Loyalty: Restaurants and bars can leverage the technology to make decisions in real-time about operations resources and the quality of their service.

While integrating the core with adjacent and transformational initiatives is a complex challenge, the risk of not doing anything is much greater. A 2019 report by the International Data Corporation shows that between 2013 and 2017 revenue and profit growth of digital industrial organizations outpaced their non-digital counterparts by 16% and 22%, respectively.

Digital Advantages in time

Prioritizing the innovation pipeline in a digital economy

A digital economy challenges the traditional strategy principle of a sustainable competitive advantage. It instead permits a temporary advantage and demands continuous innovation. The end goal of operating a digital platform is to sense customer needs and demands in real-time to beat competitors to market with the most relevant temporary value proposition, shifting as often and as many times as the customer needs to. In this game, data is king and the key attributes for success are flexibility, responsiveness, and relevance.

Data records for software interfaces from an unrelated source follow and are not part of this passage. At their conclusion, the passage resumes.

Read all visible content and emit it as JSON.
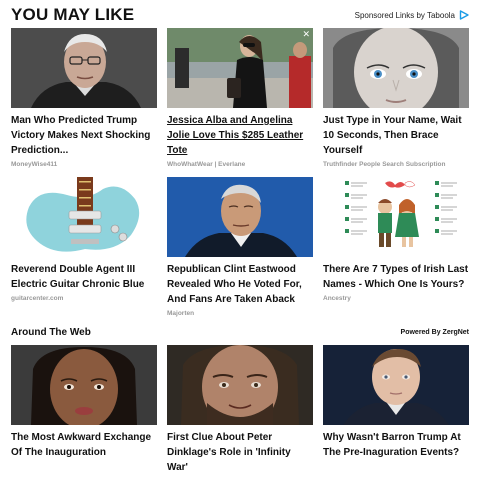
{
  "header": {
    "title": "YOU MAY LIKE",
    "sponsor_label": "Sponsored Links by Taboola"
  },
  "cards_top": [
    {
      "title": "Man Who Predicted Trump Victory Makes Next Shocking Prediction...",
      "source": "MoneyWise411",
      "image": "man-with-glasses-photo"
    },
    {
      "title": "Jessica Alba and Angelina Jolie Love This $285 Leather Tote",
      "source": "WhoWhatWear | Everlane",
      "image": "woman-walking-street-photo"
    },
    {
      "title": "Just Type in Your Name, Wait 10 Seconds, Then Brace Yourself",
      "source": "Truthfinder People Search Subscription",
      "image": "blue-eyed-woman-photo"
    }
  ],
  "cards_mid": [
    {
      "title": "Reverend Double Agent III Electric Guitar Chronic Blue",
      "source": "guitarcenter.com",
      "image": "blue-electric-guitar-photo"
    },
    {
      "title": "Republican Clint Eastwood Revealed Who He Voted For, And Fans Are Taken Aback",
      "source": "Majorten",
      "image": "clint-eastwood-photo"
    },
    {
      "title": "There Are 7 Types of Irish Last Names - Which One Is Yours?",
      "source": "Ancestry",
      "image": "irish-names-illustration"
    }
  ],
  "section": {
    "title": "Around The Web",
    "powered_by": "Powered By ZergNet"
  },
  "cards_bottom": [
    {
      "title": "The Most Awkward Exchange Of The Inauguration",
      "image": "woman-face-photo"
    },
    {
      "title": "First Clue About Peter Dinklage's Role in 'Infinity War'",
      "image": "peter-dinklage-photo"
    },
    {
      "title": "Why Wasn't Barron Trump At The Pre-Inaguration Events?",
      "image": "boy-face-photo"
    }
  ],
  "colors": {
    "taboola_blue": "#1a9be6",
    "source_gray": "#999999"
  }
}
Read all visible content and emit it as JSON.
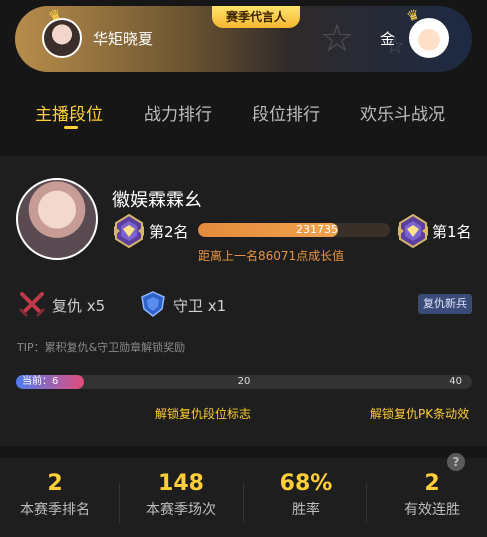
{
  "banner": {
    "tag": "赛季代言人",
    "left_name": "华矩晓夏",
    "right_name": "金"
  },
  "tabs": [
    {
      "label": "主播段位",
      "active": true
    },
    {
      "label": "战力排行",
      "active": false
    },
    {
      "label": "段位排行",
      "active": false
    },
    {
      "label": "欢乐斗战况",
      "active": false
    }
  ],
  "profile": {
    "name": "徽娱霖霖幺",
    "rank_current": "第2名",
    "rank_next": "第1名",
    "score": "231735",
    "score_progress": 0.73,
    "gap_text": "距离上一名86071点成长值"
  },
  "medals": {
    "revenge_label": "复仇",
    "revenge_count": "x5",
    "guard_label": "守卫",
    "guard_count": "x1",
    "badge": "复仇新兵"
  },
  "tip": "TIP：累积复仇&守卫勋章解锁奖励",
  "progress": {
    "current_label": "当前：6",
    "current": 6,
    "mid": "20",
    "max": "40",
    "unlock_mid": "解锁复仇段位标志",
    "unlock_end": "解锁复仇PK条动效"
  },
  "stats": {
    "help": "?",
    "items": [
      {
        "value": "2",
        "label": "本赛季排名"
      },
      {
        "value": "148",
        "label": "本赛季场次"
      },
      {
        "value": "68%",
        "label": "胜率"
      },
      {
        "value": "2",
        "label": "有效连胜"
      }
    ]
  },
  "colors": {
    "accent": "#ffcf3a",
    "orange": "#e9943e",
    "background": "#161616",
    "card": "#1e1e1e"
  }
}
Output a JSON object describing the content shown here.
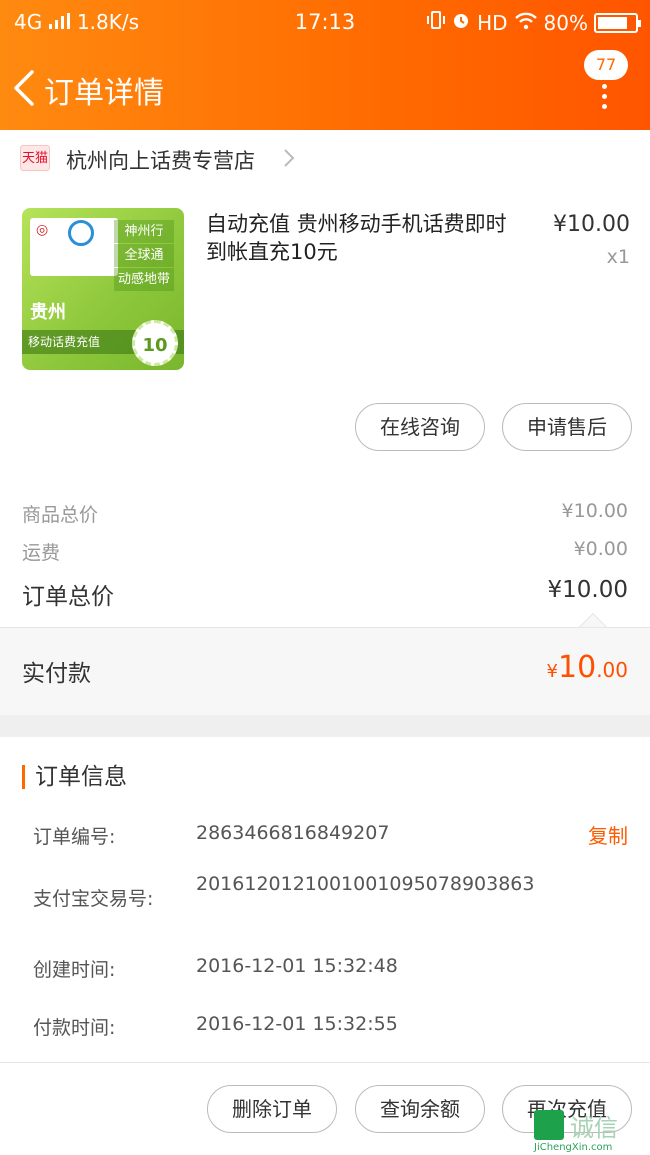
{
  "status_bar": {
    "network": "4G",
    "speed": "1.8K/s",
    "time": "17:13",
    "hd": "HD",
    "battery": "80%",
    "battery_level": 0.8
  },
  "header": {
    "title": "订单详情",
    "badge": "77",
    "accent_color": "#ff6a00"
  },
  "shop": {
    "badge": "天猫",
    "name": "杭州向上话费专营店"
  },
  "product": {
    "title": "自动充值 贵州移动手机话费即时到帐直充10元",
    "price": "¥10.00",
    "qty": "x1",
    "image": {
      "tags": [
        "神州行",
        "全球通",
        "动感地带"
      ],
      "province": "贵州",
      "subtitle": "移动话费充值",
      "face_value": "10"
    }
  },
  "actions_top": {
    "consult": "在线咨询",
    "aftersale": "申请售后"
  },
  "summary": {
    "goods_label": "商品总价",
    "goods_value": "¥10.00",
    "shipping_label": "运费",
    "shipping_value": "¥0.00",
    "total_label": "订单总价",
    "total_value": "¥10.00",
    "paid_label": "实付款",
    "paid_currency": "¥",
    "paid_int": "10",
    "paid_dec": ".00"
  },
  "order_info": {
    "heading": "订单信息",
    "order_no_label": "订单编号:",
    "order_no": "2863466816849207",
    "copy": "复制",
    "alipay_label": "支付宝交易号:",
    "alipay_no": "2016120121001001095078903863",
    "created_label": "创建时间:",
    "created": "2016-12-01 15:32:48",
    "paid_label": "付款时间:",
    "paid": "2016-12-01 15:32:55"
  },
  "actions_bottom": {
    "delete": "删除订单",
    "balance": "查询余额",
    "recharge": "再次充值"
  },
  "watermark": {
    "cn": "诚信",
    "en": "JiChengXin.com"
  }
}
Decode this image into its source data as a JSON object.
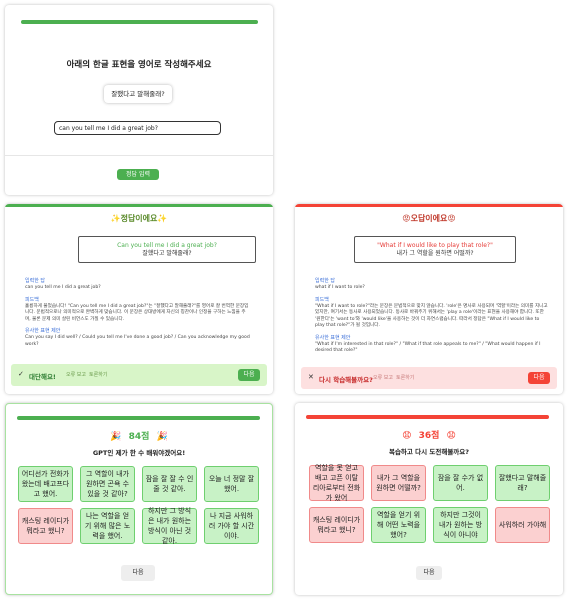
{
  "question_card": {
    "title": "아래의 한글 표현을 영어로 작성해주세요",
    "prompt_korean": "잘했다고 말해줄래?",
    "answer_input_value": "can you tell me I did a great job?",
    "submit_label": "정답 입력"
  },
  "correct_card": {
    "header": "✨정답이에요✨",
    "answer_en": "Can you tell me I did a great job?",
    "answer_ko": "잘했다고 말해줄래?",
    "my_answer_label": "입력한 답",
    "my_answer": "can you tell me I did a great job?",
    "feedback_label": "피드백",
    "feedback": "훌륭하게 풀었습니다! \"Can you tell me I did a great job?\"는 \"잘했다고 말해줄래?\"를 영어로 잘 번역한 문장입니다. 문법적으로나 의미적으로 완벽하게 맞습니다. 이 문장은 상대방에게 자신의 칭찬이나 인정을 구하는 느낌을 주며, 물론 문제 의미 살린 비언스도 가질 수 있습니다.",
    "alt_label": "유사한 표현 제안",
    "alt": "Can you say I did well? / Could you tell me I've done a good job? / Can you acknowledge my good work?",
    "status": "대단해요!",
    "status_sub1": "오류 보고",
    "status_sub2": "토론하기",
    "next_label": "다음"
  },
  "wrong_card": {
    "header": "😡오답이에요😡",
    "answer_en": "\"What if I would like to play that role?\"",
    "answer_ko": "내가 그 역할을 원하면 어떨까?",
    "my_answer_label": "입력한 답",
    "my_answer": "what if I want to role?",
    "feedback_label": "피드백",
    "feedback": "\"What if I want to role?\"라는 문장은 문법적으로 맞지 않습니다. 'role'은 명사로 사용되며 '역할'이라는 의미를 지니고 있지만, 여기서는 동사로 사용되었습니다. 동사로 바꿔주기 위해서는 'play a role'이라는 표현을 사용해야 합니다. 또한 '원한다'는 'want to'와 'would like'을 사용하는 것이 더 자연스럽습니다. 따라서 정답은 \"What if I would like to play that role?\"가 될 것입니다.",
    "alt_label": "유사한 표현 제안",
    "alt": "\"What if I'm interested in that role?\" / \"What if that role appeals to me?\" / \"What would happen if I desired that role?\"",
    "status": "다시 학습해볼까요?",
    "status_sub1": "오류 보고",
    "status_sub2": "토론하기",
    "next_label": "다음"
  },
  "result_good": {
    "score": "84점",
    "emoji": "🎉",
    "subtitle": "GPT인 제가 한 수 배워야겠어요!",
    "tiles": [
      {
        "text": "어디선가 전화가 왔는데 배고프다고 했어.",
        "correct": true
      },
      {
        "text": "그 역할이 내가 원하면 곤욕 수 있을 것 같아?",
        "correct": true
      },
      {
        "text": "잠을 잘 잘 수 인 줄 것 같아.",
        "correct": true
      },
      {
        "text": "오늘 너 정말 잘했어.",
        "correct": true
      },
      {
        "text": "캐스팅 레이디가 뭐라고 했니?",
        "correct": false
      },
      {
        "text": "나는 역할을 얻기 위해 많은 노력을 했어.",
        "correct": true
      },
      {
        "text": "하지만 그 방식은 내가 원하는 방식이 아닌 것 같아.",
        "correct": true
      },
      {
        "text": "나 지금 사워하러 가야 할 시간이야.",
        "correct": true
      }
    ],
    "next_label": "다음"
  },
  "result_bad": {
    "score": "36점",
    "emoji": "😧",
    "subtitle": "복습하고 다시 도전해볼까요?",
    "tiles": [
      {
        "text": "역할을 못 얻고 배고 고픈 이탈리아로부터 전화가 왔어",
        "correct": false
      },
      {
        "text": "내가 그 역할을 원하면 어떨까?",
        "correct": false
      },
      {
        "text": "잠을 잘 수가 없어.",
        "correct": true
      },
      {
        "text": "잘했다고 말해줄래?",
        "correct": true
      },
      {
        "text": "캐스팅 레이디가 뭐라고 했니?",
        "correct": false
      },
      {
        "text": "역할을 얻기 위해 어떤 노력을 했어?",
        "correct": true
      },
      {
        "text": "하지만 그것이 내가 원하는 방식이 아니야",
        "correct": true
      },
      {
        "text": "사워하러 가야해",
        "correct": false
      }
    ],
    "next_label": "다음"
  },
  "colors": {
    "green": "#4caf50",
    "green_light": "#c8f2c6",
    "red": "#f44336",
    "red_light": "#fbd0d0",
    "blue": "#3b6fd8"
  }
}
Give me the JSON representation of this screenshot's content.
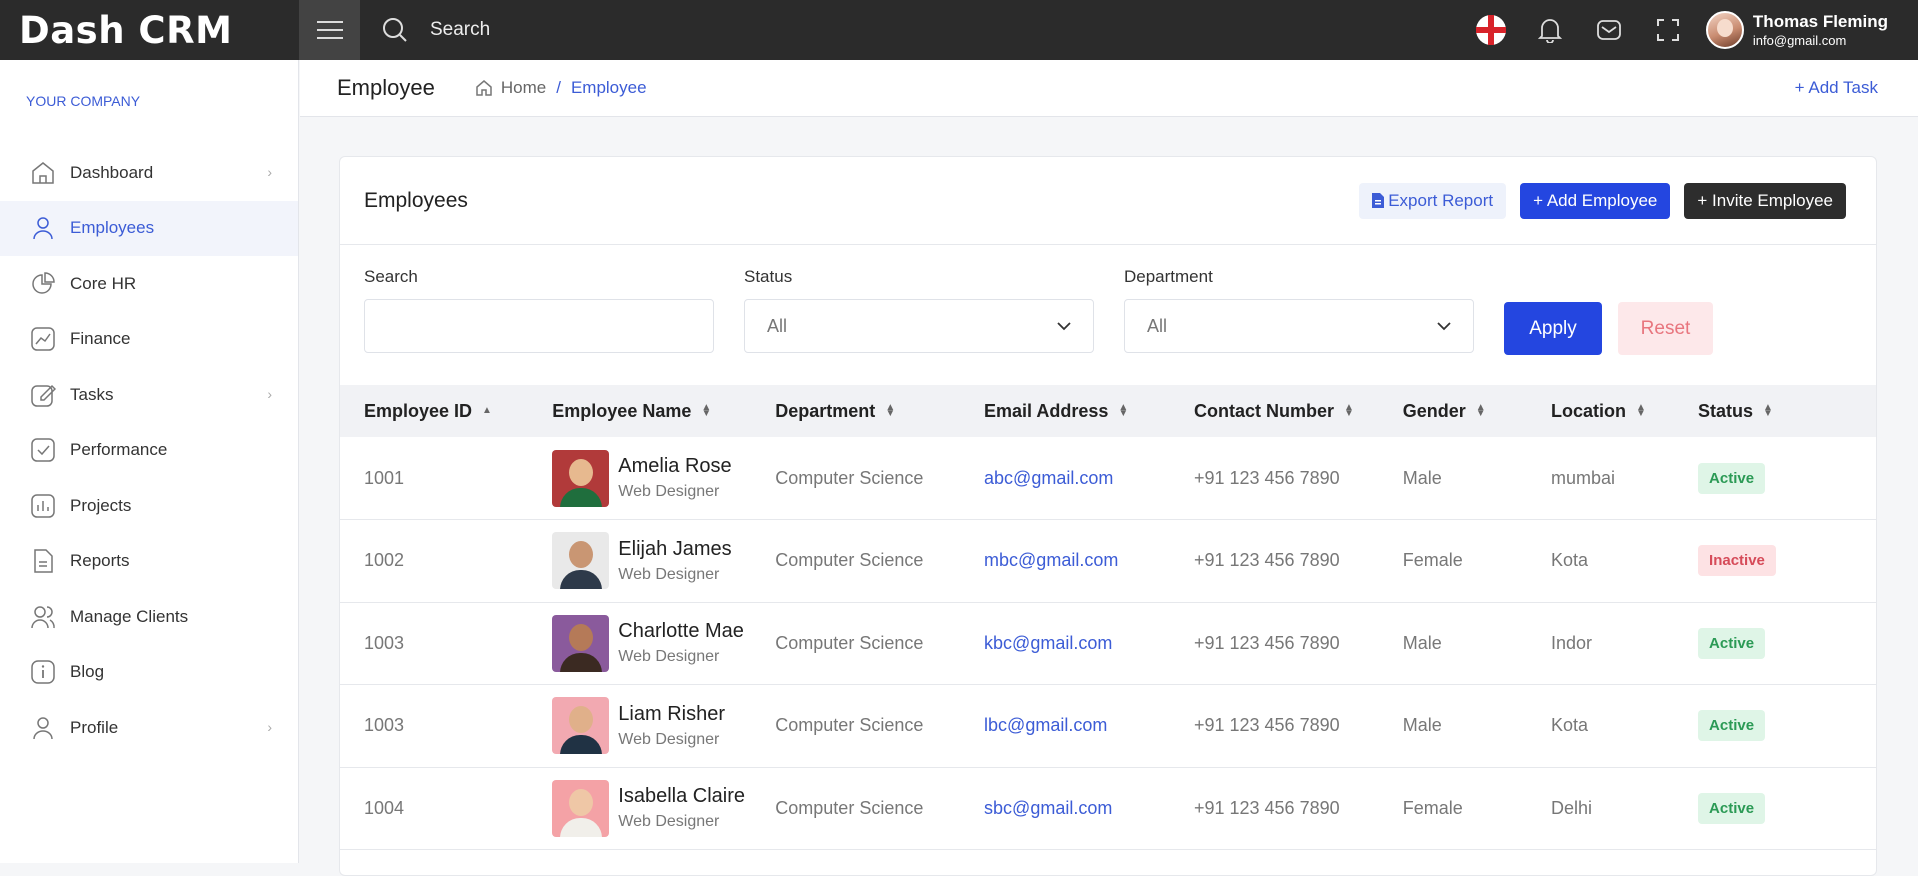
{
  "app": {
    "logo": "Dash CRM",
    "search_label": "Search"
  },
  "user": {
    "name": "Thomas Fleming",
    "email": "info@gmail.com"
  },
  "sidebar": {
    "company": "YOUR COMPANY",
    "items": [
      {
        "label": "Dashboard",
        "icon": "home-icon",
        "chevron": true
      },
      {
        "label": "Employees",
        "icon": "user-icon",
        "chevron": false,
        "active": true
      },
      {
        "label": "Core HR",
        "icon": "pie-chart-icon",
        "chevron": false
      },
      {
        "label": "Finance",
        "icon": "trend-chart-icon",
        "chevron": false
      },
      {
        "label": "Tasks",
        "icon": "edit-icon",
        "chevron": true
      },
      {
        "label": "Performance",
        "icon": "check-square-icon",
        "chevron": false
      },
      {
        "label": "Projects",
        "icon": "bar-chart-icon",
        "chevron": false
      },
      {
        "label": "Reports",
        "icon": "file-icon",
        "chevron": false
      },
      {
        "label": "Manage Clients",
        "icon": "users-icon",
        "chevron": false
      },
      {
        "label": "Blog",
        "icon": "info-icon",
        "chevron": false
      },
      {
        "label": "Profile",
        "icon": "user-icon",
        "chevron": true
      }
    ]
  },
  "subheader": {
    "title": "Employee",
    "crumb_home": "Home",
    "crumb_sep": "/",
    "crumb_current": "Employee",
    "add_task": "+ Add Task"
  },
  "card": {
    "title": "Employees",
    "export_label": "Export Report",
    "add_label": "+ Add Employee",
    "invite_label": "+ Invite Employee"
  },
  "filters": {
    "search_label": "Search",
    "search_value": "",
    "status_label": "Status",
    "status_value": "All",
    "department_label": "Department",
    "department_value": "All",
    "apply_label": "Apply",
    "reset_label": "Reset"
  },
  "table": {
    "headers": [
      "Employee ID",
      "Employee Name",
      "Department",
      "Email Address",
      "Contact Number",
      "Gender",
      "Location",
      "Status"
    ],
    "rows": [
      {
        "id": "1001",
        "name": "Amelia Rose",
        "role": "Web Designer",
        "department": "Computer Science",
        "email": "abc@gmail.com",
        "contact": "+91 123 456 7890",
        "gender": "Male",
        "location": "mumbai",
        "status": "Active"
      },
      {
        "id": "1002",
        "name": "Elijah James",
        "role": "Web Designer",
        "department": "Computer Science",
        "email": "mbc@gmail.com",
        "contact": "+91 123 456 7890",
        "gender": "Female",
        "location": "Kota",
        "status": "Inactive"
      },
      {
        "id": "1003",
        "name": "Charlotte Mae",
        "role": "Web Designer",
        "department": "Computer Science",
        "email": "kbc@gmail.com",
        "contact": "+91 123 456 7890",
        "gender": "Male",
        "location": "Indor",
        "status": "Active"
      },
      {
        "id": "1003",
        "name": "Liam Risher",
        "role": "Web Designer",
        "department": "Computer Science",
        "email": "lbc@gmail.com",
        "contact": "+91 123 456 7890",
        "gender": "Male",
        "location": "Kota",
        "status": "Active"
      },
      {
        "id": "1004",
        "name": "Isabella Claire",
        "role": "Web Designer",
        "department": "Computer Science",
        "email": "sbc@gmail.com",
        "contact": "+91 123 456 7890",
        "gender": "Female",
        "location": "Delhi",
        "status": "Active"
      }
    ]
  },
  "colors": {
    "accent": "#2446e0",
    "link": "#3c5cd6",
    "topbar": "#2b2b2b",
    "active_badge": "#2b9a55",
    "inactive_badge": "#d64b59"
  }
}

Using the 70–20–10 framework we prioritize each innovation initiative by the impact it has on the core digital attributes organized in three horizons:

Graphic to apply 70-20-10 framework for companies

The core is 70% and refers to initiatives optimizing existing products and assets to serve existing markets and customers. To decide if a core initiative contributes to a digital advantage we ask, “How does this initiative keep the core relevant and flexible to adapt in real-time?”

Adjacent is 20% and refers to initiatives expanding from existing business into adjacent markets with products and assets new to the company and serving a new group of customers. To decide if an adjacent initiative contributes to a digital advantage we ask, “How does this initiative increase our responsiveness by opening a new door to adjacent growth?”

Transformation is 10% and refers to developing breakthroughs and inventing new offerings based on new customer needs in new markets that do not yet exist. To decide if a transformation initiative contributes to a digital advantage we ask, “How does this initiative disrupt the way customers behave and does it offer a new multi-dimensional value network?”

Speed to market and bottom-line impact

Following the 70–20–10 framework, to grow and scale, companies need to invest time and resources into the 20 and 10 in parallel to growing the core. In most companies ideas are plentiful and resources can be found. Oftentimes, what’s missing is the right team to execute and a robust methodology to take an idea to a scalable business. That’s how propelland adds value and helps our corporate partners grow and transform.

How propelland bring products and services to life

Propelland’s methodology defines new business ventures and systematically tests the concepts to bring a viable business to market.
While integrating vertically or building strategic partnerships can help increase speed to market to compete in a digital economy and create a real impact on the bottom line, legacy companies must be willing to transform their business model.

To do so, the involvement of the C-suite is critical. While having stakeholders contribute their perspective bottom-up is important for due diligence purposes, these teams are inherently inclined to preserve the status quo and represent a threat to innovation. Core teams are often incentivized to meet the core business objectives and KPIs, leaving innovation out of their priorities. Putting these stakeholders in charge of adjacent or transformational initiatives is like asking a tennis player to win a match while staring at the scoreboard during the entire game.
To contribute to the bottom line, leadership must set up initiatives for success. For this, the team leading initiatives must operate separately from the core team and have unique KPIs and objectives, recognizing the need to get to market fast and embracing the challenge to fail or scale fast.

Ready to accelerate growth and transformation? Get in touch to learn more about how we can help. From innovation and change management service to production and manufacturing offerings, we’d love to partner with you to keep bringing new ideas to life.